Items from a data source
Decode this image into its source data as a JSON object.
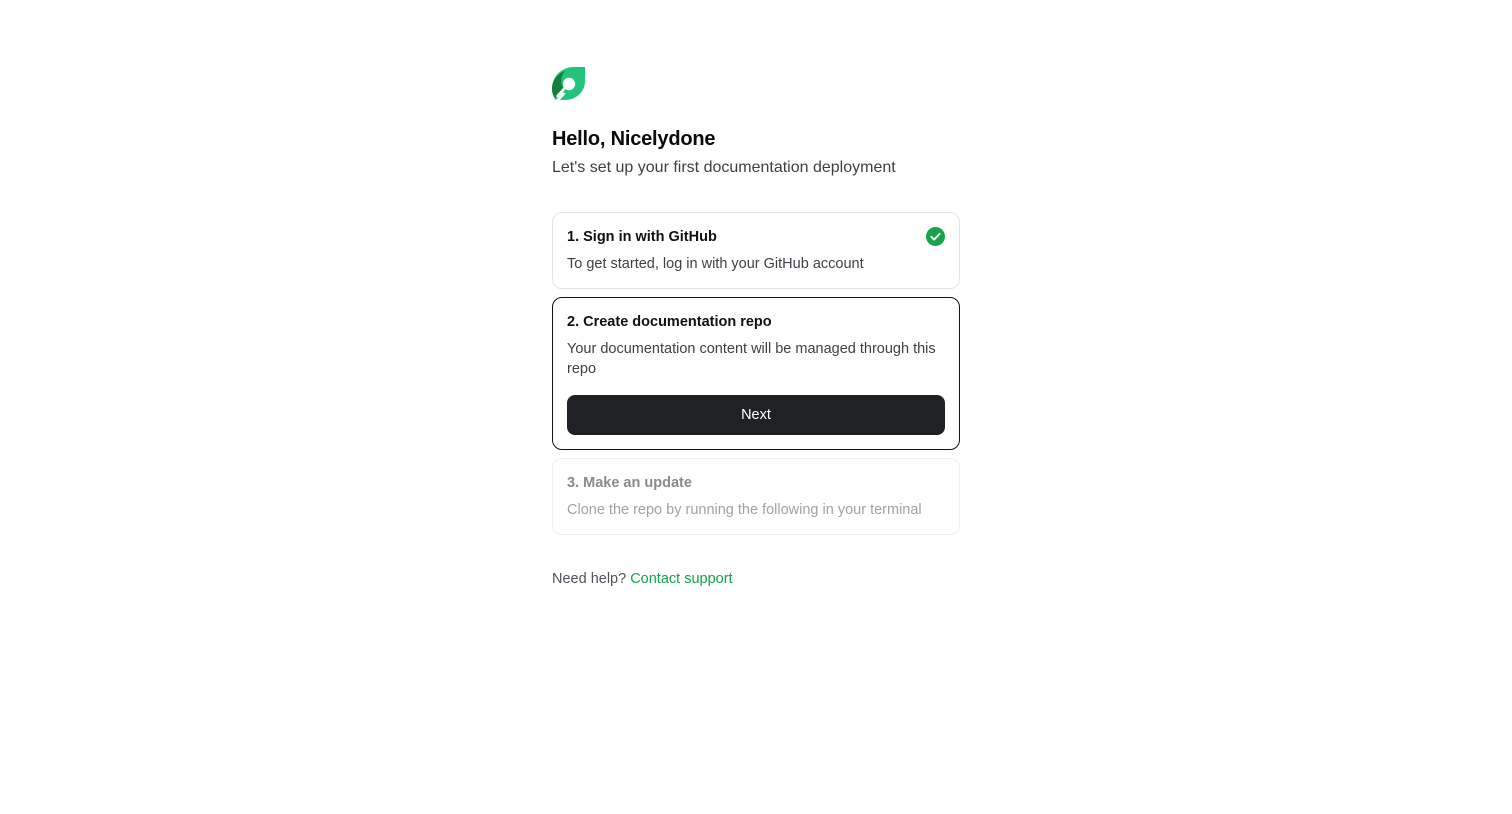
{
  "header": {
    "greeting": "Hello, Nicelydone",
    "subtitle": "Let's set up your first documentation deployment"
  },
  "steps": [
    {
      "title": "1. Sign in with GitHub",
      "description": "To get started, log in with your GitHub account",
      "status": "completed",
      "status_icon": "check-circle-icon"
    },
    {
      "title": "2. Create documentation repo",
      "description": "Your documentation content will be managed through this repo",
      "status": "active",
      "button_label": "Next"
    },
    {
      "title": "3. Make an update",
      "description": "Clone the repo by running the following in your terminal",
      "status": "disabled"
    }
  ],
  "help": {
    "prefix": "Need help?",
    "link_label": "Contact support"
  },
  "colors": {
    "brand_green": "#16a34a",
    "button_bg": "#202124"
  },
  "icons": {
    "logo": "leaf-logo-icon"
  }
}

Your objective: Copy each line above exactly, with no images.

Task solution:
Decode this image into its source data as a JSON object.
{
  "header": {
    "greeting": "Hello, Nicelydone",
    "subtitle": "Let's set up your first documentation deployment"
  },
  "steps": [
    {
      "title": "1. Sign in with GitHub",
      "description": "To get started, log in with your GitHub account",
      "status": "completed",
      "status_icon": "check-circle-icon"
    },
    {
      "title": "2. Create documentation repo",
      "description": "Your documentation content will be managed through this repo",
      "status": "active",
      "button_label": "Next"
    },
    {
      "title": "3. Make an update",
      "description": "Clone the repo by running the following in your terminal",
      "status": "disabled"
    }
  ],
  "help": {
    "prefix": "Need help?",
    "link_label": "Contact support"
  },
  "colors": {
    "brand_green": "#16a34a",
    "button_bg": "#202124"
  },
  "icons": {
    "logo": "leaf-logo-icon"
  }
}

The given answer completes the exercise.